(Data records for software interfaces)
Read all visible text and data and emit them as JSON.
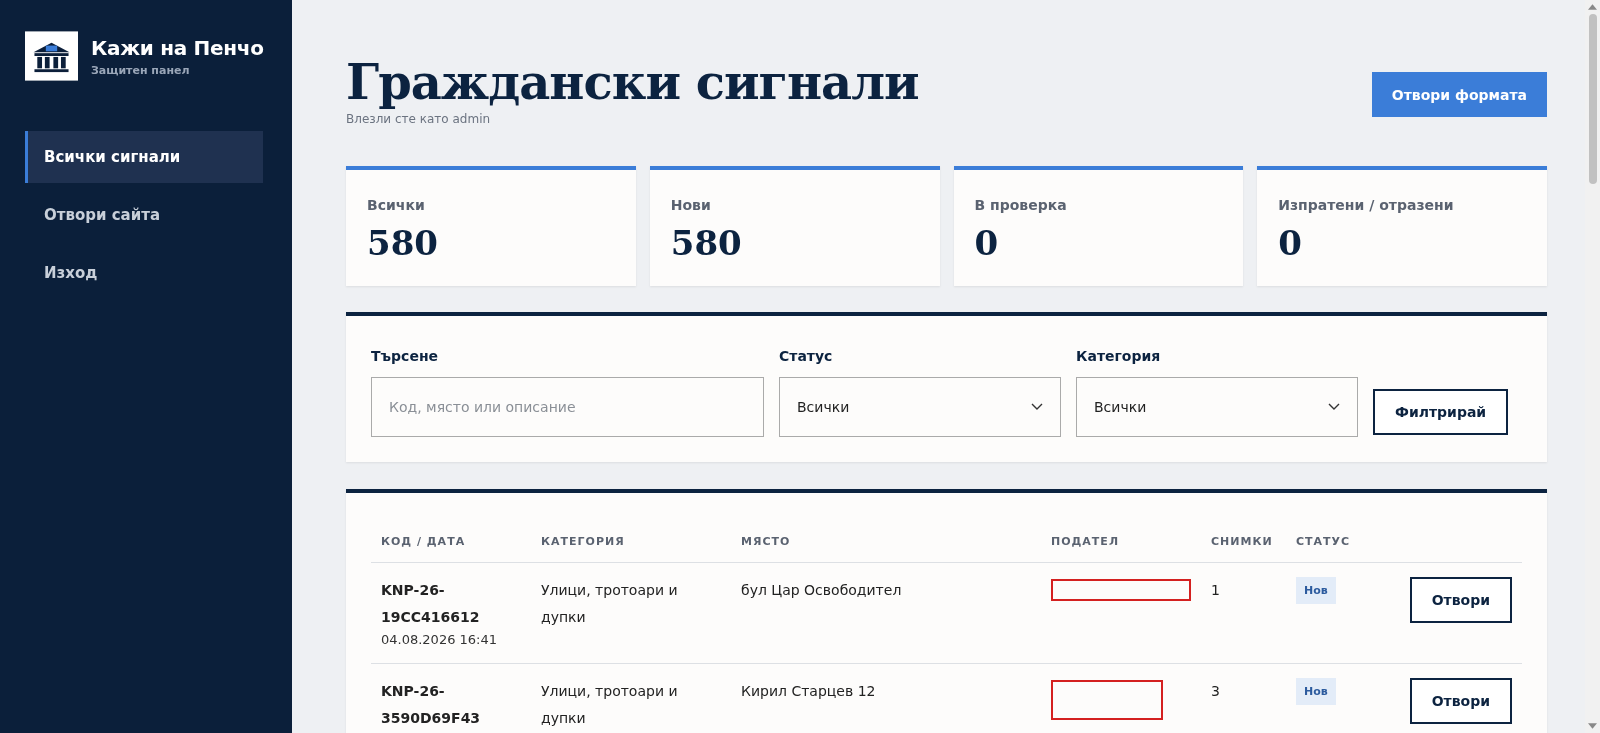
{
  "brand": {
    "title": "Кажи на Пенчо",
    "subtitle": "Защитен панел"
  },
  "nav": [
    {
      "label": "Всички сигнали",
      "selected": true
    },
    {
      "label": "Отвори сайта",
      "selected": false
    },
    {
      "label": "Изход",
      "selected": false
    }
  ],
  "header": {
    "title": "Граждански сигнали",
    "subtitle": "Влезли сте като admin",
    "button": "Отвори формата"
  },
  "stats": [
    {
      "label": "Всички",
      "value": "580"
    },
    {
      "label": "Нови",
      "value": "580"
    },
    {
      "label": "В проверка",
      "value": "0"
    },
    {
      "label": "Изпратени / отразени",
      "value": "0"
    }
  ],
  "filters": {
    "search": {
      "label": "Търсене",
      "placeholder": "Код, място или описание"
    },
    "status": {
      "label": "Статус",
      "value": "Всички"
    },
    "category": {
      "label": "Категория",
      "value": "Всички"
    },
    "button": "Филтрирай"
  },
  "table": {
    "columns": [
      "КОД / ДАТА",
      "КАТЕГОРИЯ",
      "МЯСТО",
      "ПОДАТЕЛ",
      "СНИМКИ",
      "СТАТУС"
    ],
    "rows": [
      {
        "code": "KNP-26-19CC416612",
        "date": "04.08.2026 16:41",
        "category": "Улици, тротоари и дупки",
        "place": "бул Цар Освободител",
        "photos": "1",
        "status": "Нов",
        "action": "Отвори"
      },
      {
        "code": "KNP-26-3590D69F43",
        "category": "Улици, тротоари и дупки",
        "place": "Кирил Старцев 12",
        "photos": "3",
        "status": "Нов",
        "action": "Отвори"
      }
    ]
  }
}
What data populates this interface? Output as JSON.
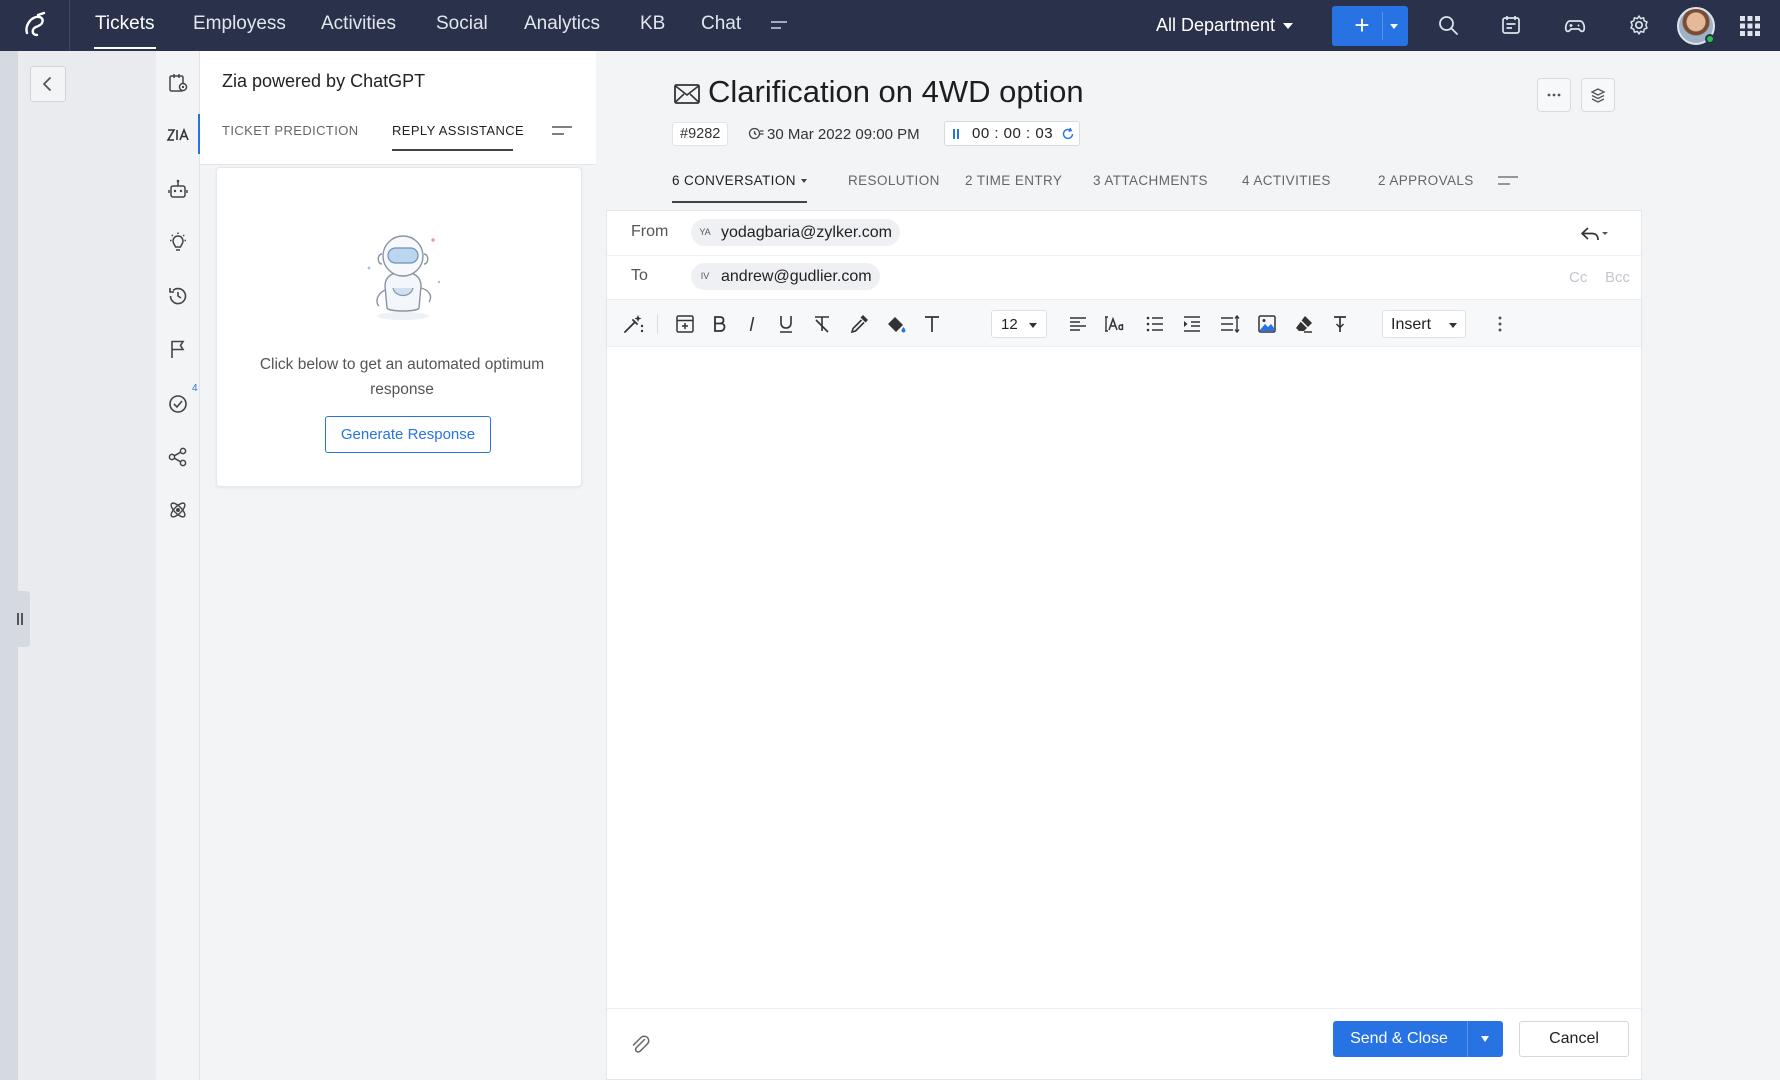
{
  "topnav": {
    "items": [
      "Tickets",
      "Employess",
      "Activities",
      "Social",
      "Analytics",
      "KB",
      "Chat"
    ],
    "department": "All Department"
  },
  "zia": {
    "title": "Zia powered by ChatGPT",
    "tabs": [
      "TICKET PREDICTION",
      "REPLY ASSISTANCE"
    ],
    "message": "Click below to get an automated optimum response",
    "generate_label": "Generate Response"
  },
  "rail": {
    "badge": "4"
  },
  "ticket": {
    "title": "Clarification on 4WD option",
    "id": "#9282",
    "due": "30 Mar 2022 09:00 PM",
    "timer": "00 : 00 : 03"
  },
  "tabs": [
    "6 CONVERSATION",
    "RESOLUTION",
    "2 TIME ENTRY",
    "3 ATTACHMENTS",
    "4 ACTIVITIES",
    "2 APPROVALS"
  ],
  "composer": {
    "from_label": "From",
    "from_initials": "YA",
    "from_email": "yodagbaria@zylker.com",
    "to_label": "To",
    "to_initials": "IV",
    "to_email": "andrew@gudlier.com",
    "cc": "Cc",
    "bcc": "Bcc",
    "font_size": "12",
    "insert_label": "Insert",
    "send_label": "Send & Close",
    "cancel_label": "Cancel"
  },
  "colors": {
    "topbar": "#29324a",
    "accent": "#2773e3"
  }
}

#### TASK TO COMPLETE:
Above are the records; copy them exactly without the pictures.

#### THE ANSWER:
Read all visible text and data and emit them as JSON.
{
  "brand": {
    "title": "Кажи на Пенчо",
    "subtitle": "Защитен панел"
  },
  "nav": [
    {
      "label": "Всички сигнали",
      "selected": true
    },
    {
      "label": "Отвори сайта",
      "selected": false
    },
    {
      "label": "Изход",
      "selected": false
    }
  ],
  "header": {
    "title": "Граждански сигнали",
    "subtitle": "Влезли сте като admin",
    "button": "Отвори формата"
  },
  "stats": [
    {
      "label": "Всички",
      "value": "580"
    },
    {
      "label": "Нови",
      "value": "580"
    },
    {
      "label": "В проверка",
      "value": "0"
    },
    {
      "label": "Изпратени / отразени",
      "value": "0"
    }
  ],
  "filters": {
    "search": {
      "label": "Търсене",
      "placeholder": "Код, място или описание"
    },
    "status": {
      "label": "Статус",
      "value": "Всички"
    },
    "category": {
      "label": "Категория",
      "value": "Всички"
    },
    "button": "Филтрирай"
  },
  "table": {
    "columns": [
      "КОД / ДАТА",
      "КАТЕГОРИЯ",
      "МЯСТО",
      "ПОДАТЕЛ",
      "СНИМКИ",
      "СТАТУС"
    ],
    "rows": [
      {
        "code": "KNP-26-19CC416612",
        "date": "04.08.2026 16:41",
        "category": "Улици, тротоари и дупки",
        "place": "бул Цар Освободител",
        "photos": "1",
        "status": "Нов",
        "action": "Отвори"
      },
      {
        "code": "KNP-26-3590D69F43",
        "category": "Улици, тротоари и дупки",
        "place": "Кирил Старцев 12",
        "photos": "3",
        "status": "Нов",
        "action": "Отвори"
      }
    ]
  }
}
What data populates this interface? Output as JSON.
{
  "topnav": {
    "items": [
      "Tickets",
      "Employess",
      "Activities",
      "Social",
      "Analytics",
      "KB",
      "Chat"
    ],
    "department": "All Department"
  },
  "zia": {
    "title": "Zia powered by ChatGPT",
    "tabs": [
      "TICKET PREDICTION",
      "REPLY ASSISTANCE"
    ],
    "message": "Click below to get an automated optimum response",
    "generate_label": "Generate Response"
  },
  "rail": {
    "badge": "4"
  },
  "ticket": {
    "title": "Clarification on 4WD option",
    "id": "#9282",
    "due": "30 Mar 2022 09:00 PM",
    "timer": "00 : 00 : 03"
  },
  "tabs": [
    "6 CONVERSATION",
    "RESOLUTION",
    "2 TIME ENTRY",
    "3 ATTACHMENTS",
    "4 ACTIVITIES",
    "2 APPROVALS"
  ],
  "composer": {
    "from_label": "From",
    "from_initials": "YA",
    "from_email": "yodagbaria@zylker.com",
    "to_label": "To",
    "to_initials": "IV",
    "to_email": "andrew@gudlier.com",
    "cc": "Cc",
    "bcc": "Bcc",
    "font_size": "12",
    "insert_label": "Insert",
    "send_label": "Send & Close",
    "cancel_label": "Cancel"
  },
  "colors": {
    "topbar": "#29324a",
    "accent": "#2773e3"
  }
}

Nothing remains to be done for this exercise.